* * *

The second observation took place shortly thereafter, as I transported from the restaurant to the grocery store for a few staples. As I entered the checkout line, I observed two women in front of me, of similar height and similar dress. The one closest to me was clearly a young lady, most likely high school age, perhaps early college. From the look and dress of the other woman with her, my first instinct was that of a friend.
I learned soon enough, however, when the second woman turned to pay the cashier, that she was in fact the young lady’s mother.
On the one hand, I think that if a woman has the figure to wear the same clothes as her daughter, more power to her. On the other hand, there is a part of me that wants to scream, “Grow up already!”

* * *

The final observation for this post concerned the time in transport from the grocery to my abode. I have long been fascinated by the concept of “talking with one’s hands”, and I do not refer to sign language when I say this. Some people can simply not help but gesticulate while speaking. This goes beyond the mere use of gestures to get a point across. It is as if, as my mother put it, some people would suddenly go mute if you were to tie their hands behind their back. Either that, or their bodies would convulse wildly to compensate.
Such was the nature of the man in the pickup truck in front of me. His left hand held a mobile to his ear, while his right hand gestured repeatedly throughout the conversation. He was, quite simply, driving with nothing more than one wrist. This was deeply troubling. Granted, we were never above approximately forty miles an hour with regard to our speed, but his behavior could have led to disastrous consequences. It made me ponder whether I should keep a stash of hands-free sets in my vehicle to toss at random to such persons.

Categories
Mac that's life

A signature problem

So I have this email signature. Actually, I have about three. One is the somewhat standard signature I use for all ATPM-related correspondence. The other two are personal sigs which vary only in the email address contained in the signature. One is for the address at this domain, and the other is my Gmail address.
I have set up these signatures with keystroke shortcuts in TypeIt4Me, which I encourage you to check out. Without going in to too much detail, these three signatures are shorthanded “asig”, “gsig”, and “rsig”, and this works very well. For the most part.
I seem to have this memory muscle problem with the last abbreviation. The other two I can rattle off with nary a conscious thought going from my brain to my fingers on the keyboard, but the last has proven to be rather elusive. Instead of typing “rsig” I find myself typing “risg” instead. I even did it in the previous sentence, and had to backspace and fix it.
The obvious and lazy solution is to create a new abbreviation in TypeIt4Me that automagically puts in the proper signature when I mistype the actual abbreviation, because there’s little chance “risg” will ever be a real word in the English language, but that still doesn’t help with why I’m mistyping it in the first place. Bizarre.

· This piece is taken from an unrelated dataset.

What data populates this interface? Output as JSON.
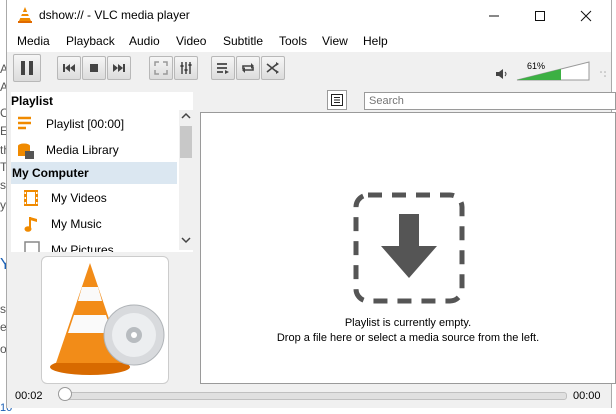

Categories
that's life

Beating the odds

I opened the drawer of the desk in the kitchen. I lifted out the sheet of peel-and-stick stamps. I carefully pulled a single stamp off. As I replaced the sheet in the drawer and closed the drawer, the stamp I peeled off fluttered from my finger toward the floor.
Have you ever had a thin, sticky-on-one-side something get stuck on a wood floor? Not so easy to get up, is it?
I did not have to attempt that today. The stamp landed face down. That is, sticky side up.
Thank you, God.